The article described the dance in detail, including the designs on the dancers’ bodies.  The following year, during preparation for the second performance, an article in the Journal-Miner reminded everyone that the intent of the ceremony and symbolism was to appeal to the spirits that control the rain.  The article noted how the long-term drought in the Phoenix and Prescott area was finally broken after the first Smoki dance.

In 1922, for the second Way Out West show, a Smoki village was constructed as a stage for the dancing.  Chris Totten, the architect who managed the WOW show, worked with Kate Cory on the design, ensuring that it was a good representation of a Hopi village.

In addition to seeking to educate through accuracy, the Smoki leaders encouraged local residents to visit the Hopi Reservation and observe the authentic ceremony.  Two months after the first show, the Journal-Miner had an article describing the Hopi Antelope-Snake ceremonies, including the dates, location, and ways to get there.  They added that the government required visitors to get permission from the Indian Agent.

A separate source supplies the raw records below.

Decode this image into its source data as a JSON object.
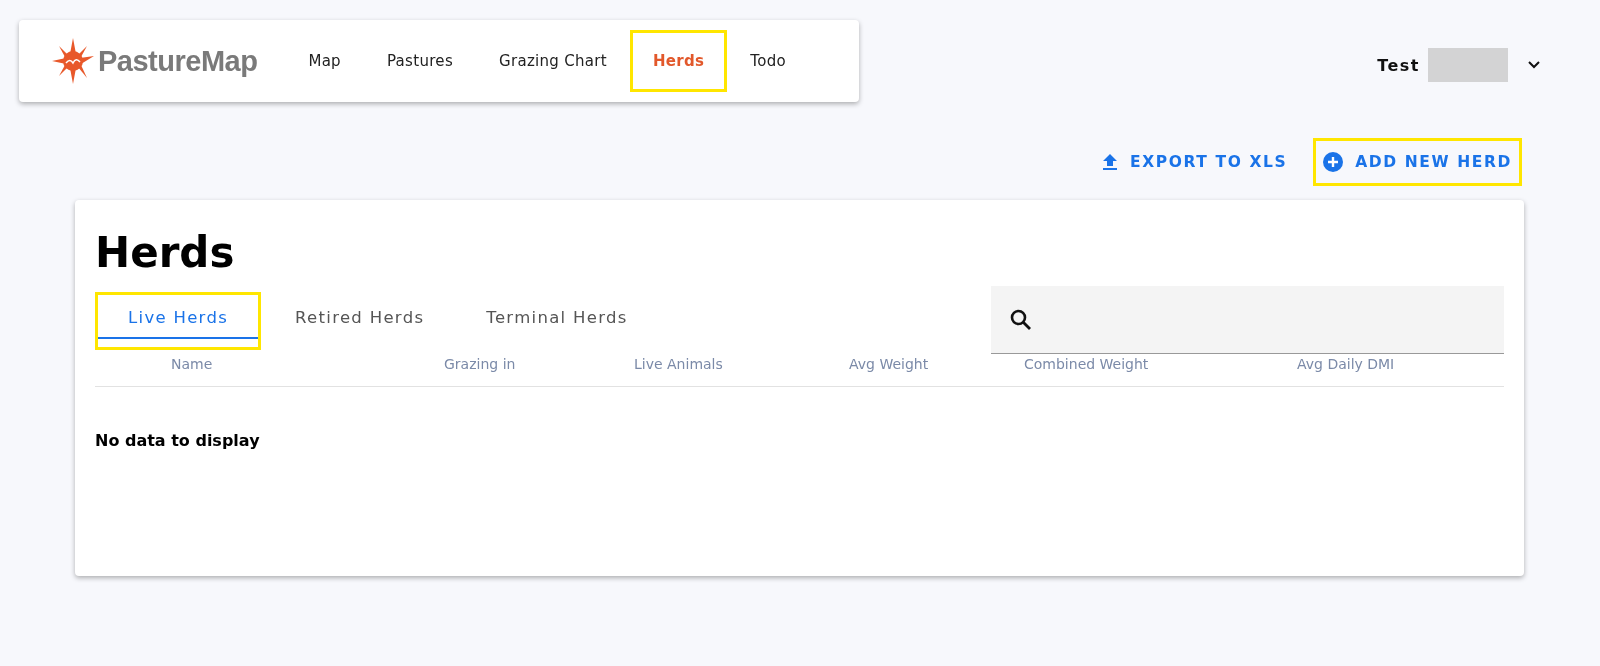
{
  "brand": {
    "name": "PastureMap"
  },
  "nav": [
    {
      "label": "Map",
      "selected": false,
      "highlighted": false
    },
    {
      "label": "Pastures",
      "selected": false,
      "highlighted": false
    },
    {
      "label": "Grazing Chart",
      "selected": false,
      "highlighted": false
    },
    {
      "label": "Herds",
      "selected": true,
      "highlighted": true
    },
    {
      "label": "Todo",
      "selected": false,
      "highlighted": false
    }
  ],
  "user": {
    "name": "Test"
  },
  "actions": [
    {
      "kind": "export",
      "label": "EXPORT TO XLS",
      "highlighted": false
    },
    {
      "kind": "add",
      "label": "ADD NEW HERD",
      "highlighted": true
    }
  ],
  "page": {
    "title": "Herds"
  },
  "tabs": [
    {
      "label": "Live Herds",
      "selected": true,
      "highlighted": true
    },
    {
      "label": "Retired Herds",
      "selected": false,
      "highlighted": false
    },
    {
      "label": "Terminal Herds",
      "selected": false,
      "highlighted": false
    }
  ],
  "table": {
    "columns": [
      "Name",
      "Grazing in",
      "Live Animals",
      "Avg Weight",
      "Combined Weight",
      "Avg Daily DMI"
    ],
    "empty_message": "No data to display"
  }
}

A caravan to the reservation was arranged to encourage more people to observe the authentic ceremony, and the Smoki leaders invited Governor Tom Campbell and his wife to join them.  Prescott native Campbell agreed to go, and, at the reservation, he was recognized by the Hopi as the Grand High Priest for the state.

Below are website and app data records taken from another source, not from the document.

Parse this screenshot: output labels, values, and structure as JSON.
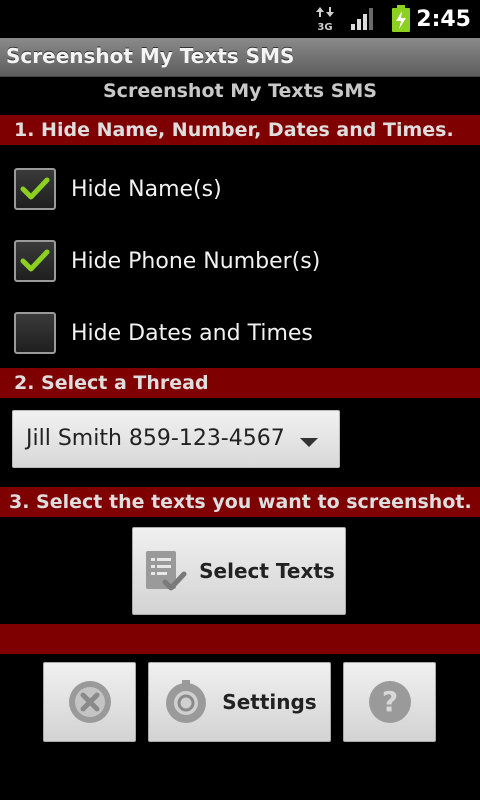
{
  "status_bar": {
    "time": "2:45",
    "network_label": "3G"
  },
  "title_bar": {
    "title": "Screenshot My Texts SMS"
  },
  "main": {
    "heading": "Screenshot My Texts SMS",
    "section1": {
      "label": "1. Hide Name, Number, Dates and Times.",
      "options": [
        {
          "label": "Hide Name(s)",
          "checked": true
        },
        {
          "label": "Hide Phone Number(s)",
          "checked": true
        },
        {
          "label": "Hide Dates and Times",
          "checked": false
        }
      ]
    },
    "section2": {
      "label": "2. Select a Thread",
      "selected_thread": "Jill Smith 859-123-4567"
    },
    "section3": {
      "label": "3. Select the texts you want to screenshot.",
      "select_texts_label": "Select Texts"
    }
  },
  "bottom_bar": {
    "settings_label": "Settings"
  },
  "colors": {
    "section_bar": "#7f0000",
    "check_green": "#8cd11f"
  }
}
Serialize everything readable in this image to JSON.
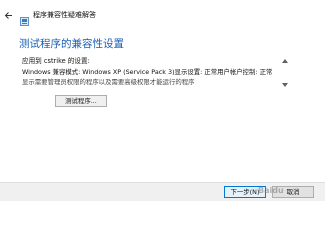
{
  "window": {
    "title": "程序兼容性疑难解答"
  },
  "main": {
    "heading": "测试程序的兼容性设置",
    "applied_label": "应用到 cstrike 的设置:",
    "settings_line_1": "Windows 兼容模式: Windows XP (Service Pack 3)显示设置: 正常用户帐户控制: 正常",
    "settings_line_2": "显示需要管理员权限的程序以及需要高级权限才能运行的程序",
    "test_button_label": "测试程序..."
  },
  "footer": {
    "next_label": "下一步(N)",
    "cancel_label": "取消",
    "watermark": "Baidu"
  },
  "colors": {
    "heading": "#1a5fb4",
    "footer_bg": "#f0f0f0",
    "primary_border": "#0078d7"
  }
}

Observing the Hopi ceremony and encouraging others, including the Governor, to attend did not fit with the priorities of the Indian Office in Washington.  A conservative politician from South Dakota, Charles Burke, had been appointed Indian Commissioner in April 1921.  About the same time, Albert Fall, the former Senator from New Mexico, had been appointed Secretary of the Interior.  Both were known as opponents of religious freedom for Indians.

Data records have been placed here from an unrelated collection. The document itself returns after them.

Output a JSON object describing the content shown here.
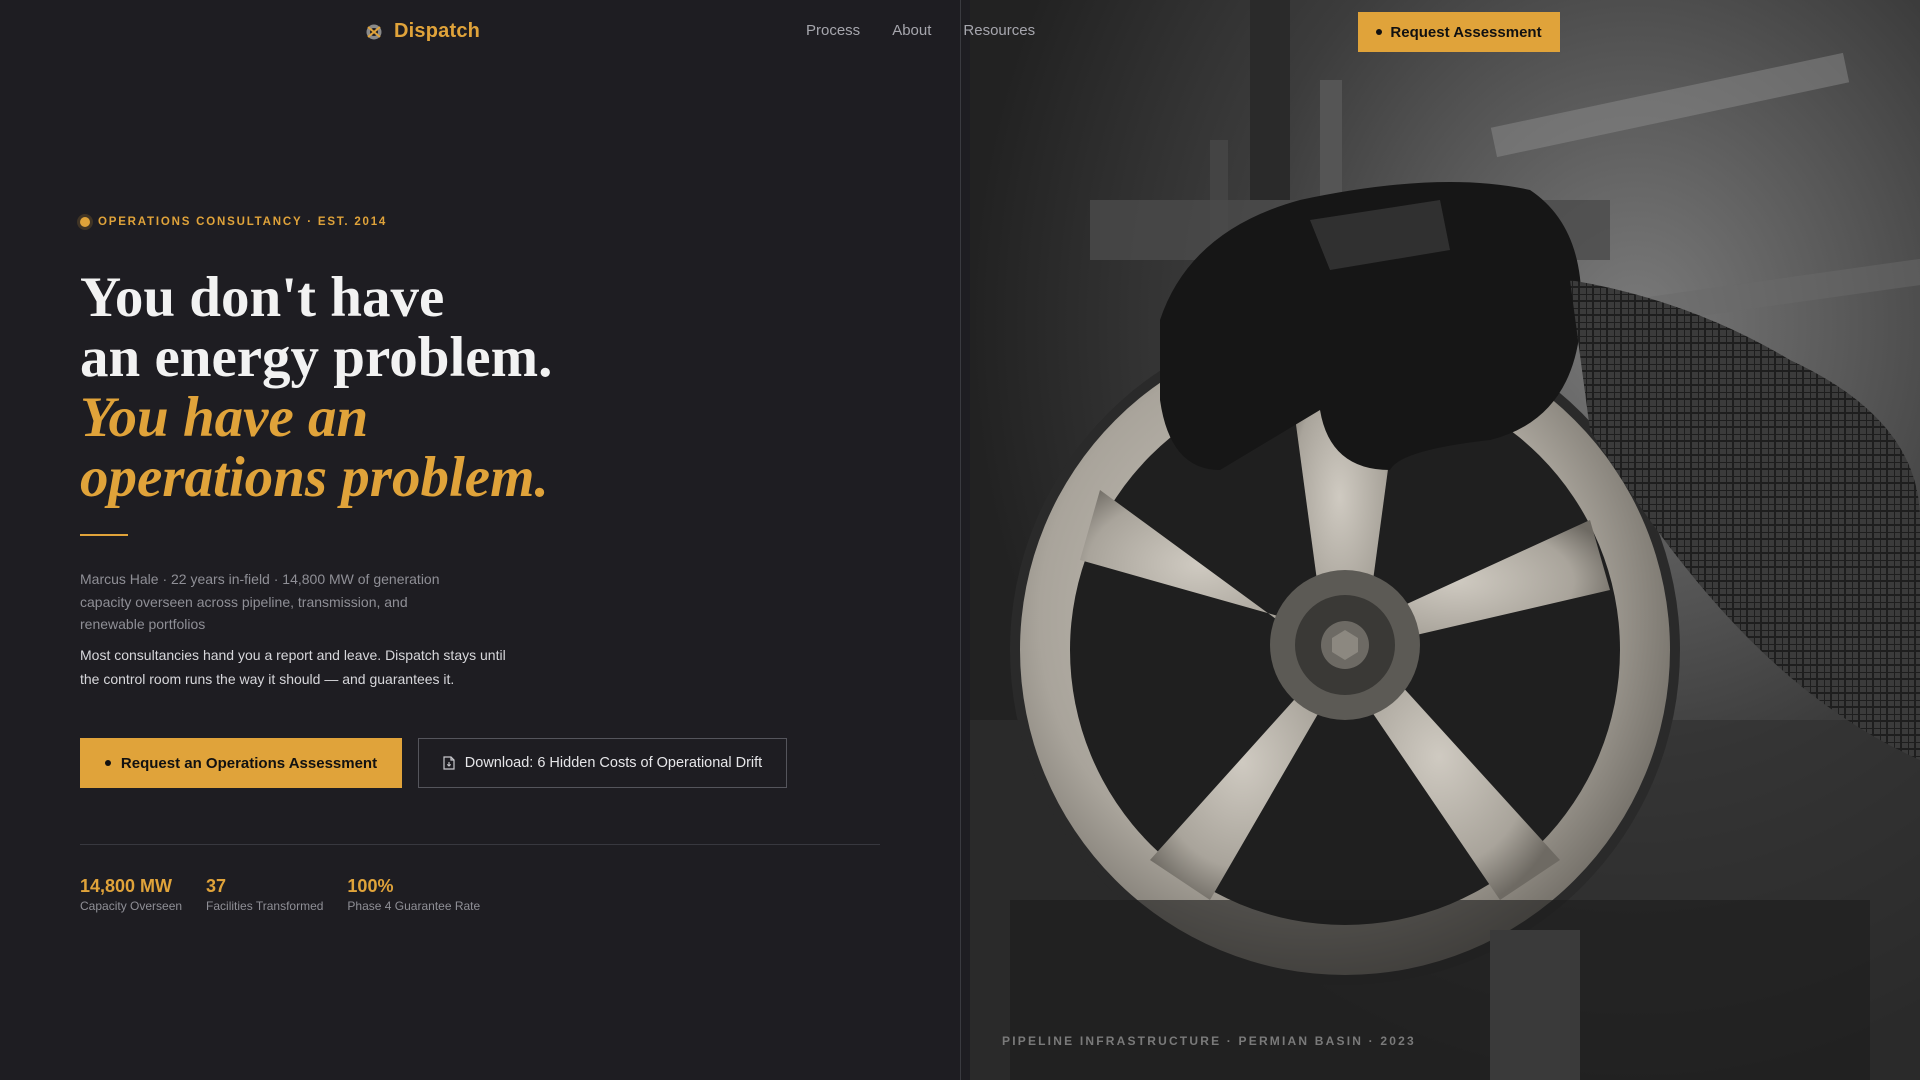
{
  "nav": {
    "brand": "Dispatch",
    "links": [
      "Process",
      "About",
      "Resources"
    ],
    "cta_label": "Request Assessment"
  },
  "hero": {
    "eyebrow": "OPERATIONS CONSULTANCY · EST. 2014",
    "headline": {
      "line1": "You don't have",
      "line2": "an energy problem.",
      "line3": "You have an",
      "line4": "operations problem."
    },
    "bio": "Marcus Hale · 22 years in-field · 14,800 MW of generation capacity overseen across pipeline, transmission, and renewable portfolios",
    "pitch": "Most consultancies hand you a report and leave. Dispatch stays until the control room runs the way it should — and guarantees it.",
    "primary_cta": "Request an Operations Assessment",
    "secondary_cta": "Download: 6 Hidden Costs of Operational Drift"
  },
  "stats": [
    {
      "value": "14,800 MW",
      "label": "Capacity Overseen"
    },
    {
      "value": "37",
      "label": "Facilities Transformed"
    },
    {
      "value": "100%",
      "label": "Phase 4 Guarantee Rate"
    }
  ],
  "photo": {
    "caption": "PIPELINE INFRASTRUCTURE · PERMIAN BASIN · 2023"
  },
  "colors": {
    "accent": "#e0a33a",
    "background": "#1e1d22",
    "text": "#f2f2f2",
    "muted": "#8f8f96"
  },
  "icons": {
    "logo": "logo-mark-icon",
    "cta_dot": "dot-icon",
    "download": "document-icon"
  }
}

One of Burke’s earliest acts was to declare certain Chippewa dances as immoral and to prohibit their performance.  This act prompted an editorial in May 1921 in the Prescott Journal Miner that criticized the idea of forcing on Indians the religious beliefs of those in authority.

Later that year, Burke stated that Indians caught participating in traditional ceremonies could be jailed.   A subsequent letter written by Burke explained that his opposition to Indian dances was not just religious. He stated that any ceremony that lasted more than two days took too much time away from necessary work on crops and around the villages and that some dances were harmful or dangerous to the dancers.   He specifically mentioned handling poisonous snakes as an example.

In response to Burke’s campaign against the Hopi, letters of support came from across the country to people in Prescott.  One letter contained an article published by the newspaper in Elkhart, Indiana, that was summarized in the Prescott Evening Courier.  The article identified the Smoki as businessmen of Prescott and stated that the Smoki tribe danced each spring as a protest against Burke’s efforts to stop Hopi dances.  They added that the Smoki dancers demonstrated that such dances did not interfere with normal work nor were they of an offensive nature.

The Smoki never suggested that they danced to protest Burke’s policies.  Instead, by seeking authenticity and encouraging visits to see the Hopi ceremonials, the Smoki demonstrated respect for the Hopi which conflicted with Burke’s paternalistic stance.

Second of two articles about early days of the Smoki People based on material published in the Prescott Evening Courier and the Journal-Miner during 1921 and 1922.

“Days Past” is a collaborative project of the Sharlot Hall Museum and the Prescott Corral of Westerners International ( This and other Days Past articles are also available at The public is encouraged to submit ideas for articles to Please contact SHM Library & Archives reference desk at 928-445-3122 Ext. 14, or via email at for information.